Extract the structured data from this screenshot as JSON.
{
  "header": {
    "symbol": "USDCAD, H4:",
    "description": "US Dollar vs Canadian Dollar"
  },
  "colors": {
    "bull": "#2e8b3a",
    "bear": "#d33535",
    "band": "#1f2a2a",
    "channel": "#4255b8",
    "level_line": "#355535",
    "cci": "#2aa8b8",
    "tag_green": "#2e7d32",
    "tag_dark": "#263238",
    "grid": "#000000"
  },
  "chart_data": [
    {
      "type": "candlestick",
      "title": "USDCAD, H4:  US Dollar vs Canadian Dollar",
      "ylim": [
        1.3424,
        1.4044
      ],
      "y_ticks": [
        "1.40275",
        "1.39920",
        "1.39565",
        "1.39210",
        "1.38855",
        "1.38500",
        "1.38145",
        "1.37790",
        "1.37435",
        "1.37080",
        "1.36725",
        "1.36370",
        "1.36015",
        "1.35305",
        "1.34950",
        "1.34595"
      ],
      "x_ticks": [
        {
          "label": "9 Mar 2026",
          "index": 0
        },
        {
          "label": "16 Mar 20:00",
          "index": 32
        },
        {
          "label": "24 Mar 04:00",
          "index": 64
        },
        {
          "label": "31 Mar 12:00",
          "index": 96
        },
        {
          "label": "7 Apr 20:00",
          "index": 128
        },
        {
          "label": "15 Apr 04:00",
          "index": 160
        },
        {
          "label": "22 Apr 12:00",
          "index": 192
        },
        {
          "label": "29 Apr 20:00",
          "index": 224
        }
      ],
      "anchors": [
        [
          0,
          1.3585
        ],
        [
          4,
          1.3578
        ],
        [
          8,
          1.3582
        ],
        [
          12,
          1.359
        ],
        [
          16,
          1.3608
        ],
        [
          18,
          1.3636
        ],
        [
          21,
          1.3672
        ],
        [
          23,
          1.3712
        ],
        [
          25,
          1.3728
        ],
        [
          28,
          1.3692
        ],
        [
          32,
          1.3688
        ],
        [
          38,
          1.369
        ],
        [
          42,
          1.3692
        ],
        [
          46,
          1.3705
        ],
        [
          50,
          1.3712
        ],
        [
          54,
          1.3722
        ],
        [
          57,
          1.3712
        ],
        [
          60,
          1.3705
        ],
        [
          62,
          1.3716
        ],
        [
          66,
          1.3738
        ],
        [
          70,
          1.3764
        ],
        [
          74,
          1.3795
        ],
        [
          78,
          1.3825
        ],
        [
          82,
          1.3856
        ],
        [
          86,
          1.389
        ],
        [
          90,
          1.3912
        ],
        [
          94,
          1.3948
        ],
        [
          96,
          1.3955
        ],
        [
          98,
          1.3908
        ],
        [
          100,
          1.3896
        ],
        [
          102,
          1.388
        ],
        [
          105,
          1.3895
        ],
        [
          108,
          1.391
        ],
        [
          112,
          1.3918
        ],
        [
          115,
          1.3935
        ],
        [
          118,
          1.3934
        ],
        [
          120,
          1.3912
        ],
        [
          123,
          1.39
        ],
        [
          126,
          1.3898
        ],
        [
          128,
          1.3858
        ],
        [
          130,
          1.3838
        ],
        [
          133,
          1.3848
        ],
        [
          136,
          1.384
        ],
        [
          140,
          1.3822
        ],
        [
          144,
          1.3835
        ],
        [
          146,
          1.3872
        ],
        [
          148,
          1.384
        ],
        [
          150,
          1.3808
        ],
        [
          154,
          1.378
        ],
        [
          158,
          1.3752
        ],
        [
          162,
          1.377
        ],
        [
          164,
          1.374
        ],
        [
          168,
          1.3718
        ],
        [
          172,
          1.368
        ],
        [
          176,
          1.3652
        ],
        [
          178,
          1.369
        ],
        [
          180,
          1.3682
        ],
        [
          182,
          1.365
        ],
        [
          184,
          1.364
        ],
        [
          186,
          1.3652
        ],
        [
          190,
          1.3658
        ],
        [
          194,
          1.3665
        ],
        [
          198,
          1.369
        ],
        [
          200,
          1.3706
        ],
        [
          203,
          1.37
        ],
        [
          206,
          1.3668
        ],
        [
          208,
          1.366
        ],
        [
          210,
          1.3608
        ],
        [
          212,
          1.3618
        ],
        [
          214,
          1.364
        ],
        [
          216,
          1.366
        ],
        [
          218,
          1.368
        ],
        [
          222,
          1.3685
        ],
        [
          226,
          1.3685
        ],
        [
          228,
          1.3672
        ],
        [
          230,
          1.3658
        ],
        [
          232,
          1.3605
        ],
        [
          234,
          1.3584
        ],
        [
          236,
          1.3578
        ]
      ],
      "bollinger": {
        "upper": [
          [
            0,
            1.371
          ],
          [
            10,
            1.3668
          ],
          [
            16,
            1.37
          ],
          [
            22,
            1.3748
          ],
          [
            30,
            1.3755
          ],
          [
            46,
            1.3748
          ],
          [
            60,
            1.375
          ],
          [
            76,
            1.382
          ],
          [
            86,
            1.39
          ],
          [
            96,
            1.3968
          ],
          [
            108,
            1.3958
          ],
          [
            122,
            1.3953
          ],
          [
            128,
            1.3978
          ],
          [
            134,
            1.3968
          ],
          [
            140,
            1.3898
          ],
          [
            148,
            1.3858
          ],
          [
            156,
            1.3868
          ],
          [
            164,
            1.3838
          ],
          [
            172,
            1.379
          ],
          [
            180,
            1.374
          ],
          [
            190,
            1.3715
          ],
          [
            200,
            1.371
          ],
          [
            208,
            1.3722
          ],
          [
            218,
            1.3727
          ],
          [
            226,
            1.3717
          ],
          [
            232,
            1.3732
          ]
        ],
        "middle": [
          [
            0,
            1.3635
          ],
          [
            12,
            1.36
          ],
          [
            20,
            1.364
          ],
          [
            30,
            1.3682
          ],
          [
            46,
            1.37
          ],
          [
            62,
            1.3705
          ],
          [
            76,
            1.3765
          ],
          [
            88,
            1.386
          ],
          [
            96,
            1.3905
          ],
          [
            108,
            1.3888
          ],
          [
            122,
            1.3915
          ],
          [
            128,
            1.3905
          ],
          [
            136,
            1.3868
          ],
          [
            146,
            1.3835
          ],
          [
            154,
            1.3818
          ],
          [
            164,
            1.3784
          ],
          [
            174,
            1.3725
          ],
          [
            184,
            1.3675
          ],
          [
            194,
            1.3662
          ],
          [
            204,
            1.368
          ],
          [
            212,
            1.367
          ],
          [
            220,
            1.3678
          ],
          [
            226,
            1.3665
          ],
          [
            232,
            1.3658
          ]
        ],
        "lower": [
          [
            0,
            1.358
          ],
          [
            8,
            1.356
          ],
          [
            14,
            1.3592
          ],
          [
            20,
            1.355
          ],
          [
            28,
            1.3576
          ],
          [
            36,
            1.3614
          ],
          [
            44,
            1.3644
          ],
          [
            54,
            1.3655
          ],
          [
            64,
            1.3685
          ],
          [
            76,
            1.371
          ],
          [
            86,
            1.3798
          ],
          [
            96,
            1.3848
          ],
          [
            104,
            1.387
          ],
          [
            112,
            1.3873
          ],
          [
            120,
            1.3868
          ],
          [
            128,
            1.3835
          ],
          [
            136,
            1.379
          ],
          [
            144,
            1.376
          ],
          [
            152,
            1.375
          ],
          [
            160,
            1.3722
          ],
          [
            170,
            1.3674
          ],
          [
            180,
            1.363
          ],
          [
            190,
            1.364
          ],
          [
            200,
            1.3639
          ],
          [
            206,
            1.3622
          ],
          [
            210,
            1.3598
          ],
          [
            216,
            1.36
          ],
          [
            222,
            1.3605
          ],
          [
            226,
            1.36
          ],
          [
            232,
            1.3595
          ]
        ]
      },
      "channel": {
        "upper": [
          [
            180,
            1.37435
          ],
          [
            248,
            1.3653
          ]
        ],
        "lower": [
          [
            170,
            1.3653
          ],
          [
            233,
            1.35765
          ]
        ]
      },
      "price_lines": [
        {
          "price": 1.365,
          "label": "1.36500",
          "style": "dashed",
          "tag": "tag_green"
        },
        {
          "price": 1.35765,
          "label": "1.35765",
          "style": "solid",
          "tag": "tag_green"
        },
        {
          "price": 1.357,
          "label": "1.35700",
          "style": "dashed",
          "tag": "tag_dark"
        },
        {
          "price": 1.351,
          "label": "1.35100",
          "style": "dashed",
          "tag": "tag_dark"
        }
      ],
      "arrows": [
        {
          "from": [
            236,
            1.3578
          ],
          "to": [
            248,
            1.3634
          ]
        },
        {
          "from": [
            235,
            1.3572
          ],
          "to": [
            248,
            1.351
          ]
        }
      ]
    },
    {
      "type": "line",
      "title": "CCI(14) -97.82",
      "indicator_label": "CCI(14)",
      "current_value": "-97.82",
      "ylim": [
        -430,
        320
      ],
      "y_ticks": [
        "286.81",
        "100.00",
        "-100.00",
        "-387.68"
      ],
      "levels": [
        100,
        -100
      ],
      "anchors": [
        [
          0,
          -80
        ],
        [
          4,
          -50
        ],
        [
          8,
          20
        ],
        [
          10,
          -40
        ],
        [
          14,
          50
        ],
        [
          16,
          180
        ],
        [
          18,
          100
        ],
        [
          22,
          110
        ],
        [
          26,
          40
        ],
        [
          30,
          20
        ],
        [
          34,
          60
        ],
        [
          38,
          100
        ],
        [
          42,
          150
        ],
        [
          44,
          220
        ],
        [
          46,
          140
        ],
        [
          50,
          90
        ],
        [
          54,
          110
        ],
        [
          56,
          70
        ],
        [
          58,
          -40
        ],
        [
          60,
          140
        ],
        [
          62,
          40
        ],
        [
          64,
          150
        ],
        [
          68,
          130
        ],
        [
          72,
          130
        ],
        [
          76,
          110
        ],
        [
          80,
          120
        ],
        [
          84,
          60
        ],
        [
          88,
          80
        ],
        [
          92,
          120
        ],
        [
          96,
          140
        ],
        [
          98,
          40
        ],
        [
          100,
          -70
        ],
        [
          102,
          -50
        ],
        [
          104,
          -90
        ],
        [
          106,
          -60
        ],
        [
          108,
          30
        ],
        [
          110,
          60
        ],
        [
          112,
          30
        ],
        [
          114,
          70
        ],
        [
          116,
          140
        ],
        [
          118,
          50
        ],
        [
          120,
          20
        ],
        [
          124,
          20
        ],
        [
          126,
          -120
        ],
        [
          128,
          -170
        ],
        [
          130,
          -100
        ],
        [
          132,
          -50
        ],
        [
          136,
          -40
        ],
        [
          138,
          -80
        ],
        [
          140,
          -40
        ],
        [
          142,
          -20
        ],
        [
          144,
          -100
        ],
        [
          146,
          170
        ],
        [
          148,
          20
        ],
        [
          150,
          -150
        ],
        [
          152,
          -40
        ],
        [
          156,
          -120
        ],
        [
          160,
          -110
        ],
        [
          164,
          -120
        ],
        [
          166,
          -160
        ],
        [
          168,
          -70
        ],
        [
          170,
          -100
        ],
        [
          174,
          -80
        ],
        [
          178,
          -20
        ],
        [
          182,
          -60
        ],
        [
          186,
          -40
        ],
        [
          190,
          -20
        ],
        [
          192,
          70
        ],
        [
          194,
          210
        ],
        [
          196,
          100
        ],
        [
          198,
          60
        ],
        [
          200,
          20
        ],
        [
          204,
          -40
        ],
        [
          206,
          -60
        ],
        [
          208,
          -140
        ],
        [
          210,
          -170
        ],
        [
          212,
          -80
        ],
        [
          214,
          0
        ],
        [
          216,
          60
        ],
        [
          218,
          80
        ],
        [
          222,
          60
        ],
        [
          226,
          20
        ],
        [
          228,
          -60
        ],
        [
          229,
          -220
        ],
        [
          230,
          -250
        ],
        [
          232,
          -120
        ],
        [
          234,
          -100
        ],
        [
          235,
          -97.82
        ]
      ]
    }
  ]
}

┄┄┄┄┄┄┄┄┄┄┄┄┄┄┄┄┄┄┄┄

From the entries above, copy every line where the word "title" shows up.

RESULT –
      "title": "USDCAD, H4:  US Dollar vs Canadian Dollar",
      "title": "CCI(14) -97.82",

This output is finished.